**YOUR GOAL:** Search term "JSON": copy each line of the records that contains it.

**INFORMATION PROVIDED:**

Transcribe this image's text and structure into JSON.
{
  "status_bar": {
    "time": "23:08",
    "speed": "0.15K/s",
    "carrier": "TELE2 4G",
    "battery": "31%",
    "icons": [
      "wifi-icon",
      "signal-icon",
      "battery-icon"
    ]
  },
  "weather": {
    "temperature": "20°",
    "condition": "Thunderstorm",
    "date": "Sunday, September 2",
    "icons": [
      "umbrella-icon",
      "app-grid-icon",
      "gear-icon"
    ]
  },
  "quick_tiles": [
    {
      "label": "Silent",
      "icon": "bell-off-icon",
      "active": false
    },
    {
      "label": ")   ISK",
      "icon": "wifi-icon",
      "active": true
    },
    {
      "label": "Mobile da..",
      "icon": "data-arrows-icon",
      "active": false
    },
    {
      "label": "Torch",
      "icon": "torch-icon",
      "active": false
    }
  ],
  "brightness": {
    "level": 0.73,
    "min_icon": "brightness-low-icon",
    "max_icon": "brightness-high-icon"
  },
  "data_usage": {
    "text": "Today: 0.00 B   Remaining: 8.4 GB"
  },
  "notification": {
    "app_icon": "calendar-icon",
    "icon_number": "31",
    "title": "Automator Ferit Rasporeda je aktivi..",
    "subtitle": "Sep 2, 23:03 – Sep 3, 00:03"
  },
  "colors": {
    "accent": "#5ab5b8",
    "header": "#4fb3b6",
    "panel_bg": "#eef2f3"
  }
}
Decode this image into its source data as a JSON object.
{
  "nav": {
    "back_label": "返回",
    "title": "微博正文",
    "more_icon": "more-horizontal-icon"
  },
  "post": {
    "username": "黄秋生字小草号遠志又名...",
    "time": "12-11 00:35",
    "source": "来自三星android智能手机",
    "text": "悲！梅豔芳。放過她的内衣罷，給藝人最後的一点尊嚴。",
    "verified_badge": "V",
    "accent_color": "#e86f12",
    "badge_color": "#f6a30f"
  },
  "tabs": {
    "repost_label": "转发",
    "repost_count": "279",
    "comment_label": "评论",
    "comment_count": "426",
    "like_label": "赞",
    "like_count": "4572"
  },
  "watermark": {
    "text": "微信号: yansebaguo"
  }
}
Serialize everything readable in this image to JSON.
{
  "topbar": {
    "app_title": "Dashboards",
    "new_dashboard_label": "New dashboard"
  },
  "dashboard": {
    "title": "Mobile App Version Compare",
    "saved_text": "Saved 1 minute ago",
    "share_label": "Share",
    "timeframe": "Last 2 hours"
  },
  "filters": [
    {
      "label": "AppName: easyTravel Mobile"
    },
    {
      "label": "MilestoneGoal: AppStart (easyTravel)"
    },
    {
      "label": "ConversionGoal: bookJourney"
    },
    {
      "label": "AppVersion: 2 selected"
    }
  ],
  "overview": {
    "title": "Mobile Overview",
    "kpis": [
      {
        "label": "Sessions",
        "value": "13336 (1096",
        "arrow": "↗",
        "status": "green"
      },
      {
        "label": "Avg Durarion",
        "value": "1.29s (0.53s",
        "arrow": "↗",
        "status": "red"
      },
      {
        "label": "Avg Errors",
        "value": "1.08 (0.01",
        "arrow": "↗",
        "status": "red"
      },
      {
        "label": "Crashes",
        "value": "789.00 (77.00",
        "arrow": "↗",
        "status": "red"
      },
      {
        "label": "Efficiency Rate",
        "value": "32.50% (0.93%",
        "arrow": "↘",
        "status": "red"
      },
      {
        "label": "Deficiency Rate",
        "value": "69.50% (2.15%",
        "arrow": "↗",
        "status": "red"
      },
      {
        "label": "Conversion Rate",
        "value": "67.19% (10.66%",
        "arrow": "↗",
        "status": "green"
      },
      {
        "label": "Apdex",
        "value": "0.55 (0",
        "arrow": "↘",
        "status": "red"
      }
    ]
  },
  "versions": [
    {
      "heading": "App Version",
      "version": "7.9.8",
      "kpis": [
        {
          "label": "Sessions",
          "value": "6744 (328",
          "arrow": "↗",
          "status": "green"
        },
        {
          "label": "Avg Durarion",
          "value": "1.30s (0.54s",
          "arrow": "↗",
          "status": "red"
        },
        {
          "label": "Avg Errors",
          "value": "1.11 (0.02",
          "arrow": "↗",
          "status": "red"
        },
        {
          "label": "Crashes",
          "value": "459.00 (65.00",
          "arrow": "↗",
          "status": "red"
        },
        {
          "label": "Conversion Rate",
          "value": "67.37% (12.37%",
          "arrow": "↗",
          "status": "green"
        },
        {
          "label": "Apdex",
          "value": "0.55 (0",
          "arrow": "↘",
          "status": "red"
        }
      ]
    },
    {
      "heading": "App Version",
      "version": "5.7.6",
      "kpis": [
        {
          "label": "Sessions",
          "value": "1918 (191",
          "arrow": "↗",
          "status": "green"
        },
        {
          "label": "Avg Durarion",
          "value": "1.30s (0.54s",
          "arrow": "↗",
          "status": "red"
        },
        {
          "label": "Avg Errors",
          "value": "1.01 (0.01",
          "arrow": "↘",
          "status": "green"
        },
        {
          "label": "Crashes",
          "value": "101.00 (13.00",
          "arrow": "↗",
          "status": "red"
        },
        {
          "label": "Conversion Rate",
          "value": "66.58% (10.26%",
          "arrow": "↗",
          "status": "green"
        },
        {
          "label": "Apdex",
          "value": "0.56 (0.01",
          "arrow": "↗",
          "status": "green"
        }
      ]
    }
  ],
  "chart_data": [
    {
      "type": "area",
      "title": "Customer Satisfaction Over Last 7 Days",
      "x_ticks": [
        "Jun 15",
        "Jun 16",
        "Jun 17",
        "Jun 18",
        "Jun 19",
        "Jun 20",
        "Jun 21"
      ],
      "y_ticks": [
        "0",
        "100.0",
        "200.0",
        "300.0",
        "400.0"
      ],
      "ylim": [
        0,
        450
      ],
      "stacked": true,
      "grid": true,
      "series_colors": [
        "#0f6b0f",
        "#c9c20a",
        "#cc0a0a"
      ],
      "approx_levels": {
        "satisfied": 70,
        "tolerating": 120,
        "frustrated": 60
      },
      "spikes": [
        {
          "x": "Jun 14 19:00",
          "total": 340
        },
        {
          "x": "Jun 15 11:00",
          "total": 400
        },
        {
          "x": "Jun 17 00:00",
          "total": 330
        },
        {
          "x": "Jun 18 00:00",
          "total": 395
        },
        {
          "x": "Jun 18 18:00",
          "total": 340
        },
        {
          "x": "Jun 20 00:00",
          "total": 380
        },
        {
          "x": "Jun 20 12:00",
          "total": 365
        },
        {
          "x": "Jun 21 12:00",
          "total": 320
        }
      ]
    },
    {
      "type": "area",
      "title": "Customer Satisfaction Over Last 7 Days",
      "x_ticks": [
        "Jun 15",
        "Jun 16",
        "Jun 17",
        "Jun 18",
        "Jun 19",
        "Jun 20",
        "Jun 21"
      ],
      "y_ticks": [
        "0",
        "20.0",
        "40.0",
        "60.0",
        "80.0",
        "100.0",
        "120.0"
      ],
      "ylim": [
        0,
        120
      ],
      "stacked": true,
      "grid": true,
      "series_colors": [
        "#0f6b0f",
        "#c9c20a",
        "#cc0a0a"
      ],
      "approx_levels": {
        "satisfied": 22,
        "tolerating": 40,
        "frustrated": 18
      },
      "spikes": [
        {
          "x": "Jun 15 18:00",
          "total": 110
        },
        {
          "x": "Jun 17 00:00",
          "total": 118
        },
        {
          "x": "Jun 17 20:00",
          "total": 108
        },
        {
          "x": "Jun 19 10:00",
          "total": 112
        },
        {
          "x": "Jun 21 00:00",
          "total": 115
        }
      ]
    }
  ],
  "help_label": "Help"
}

**YOUR SOLUTION:**
Transcribe this image's text and structure into JSON.
Decode this image into its source data as a JSON object.
Serialize everything readable in this image to JSON.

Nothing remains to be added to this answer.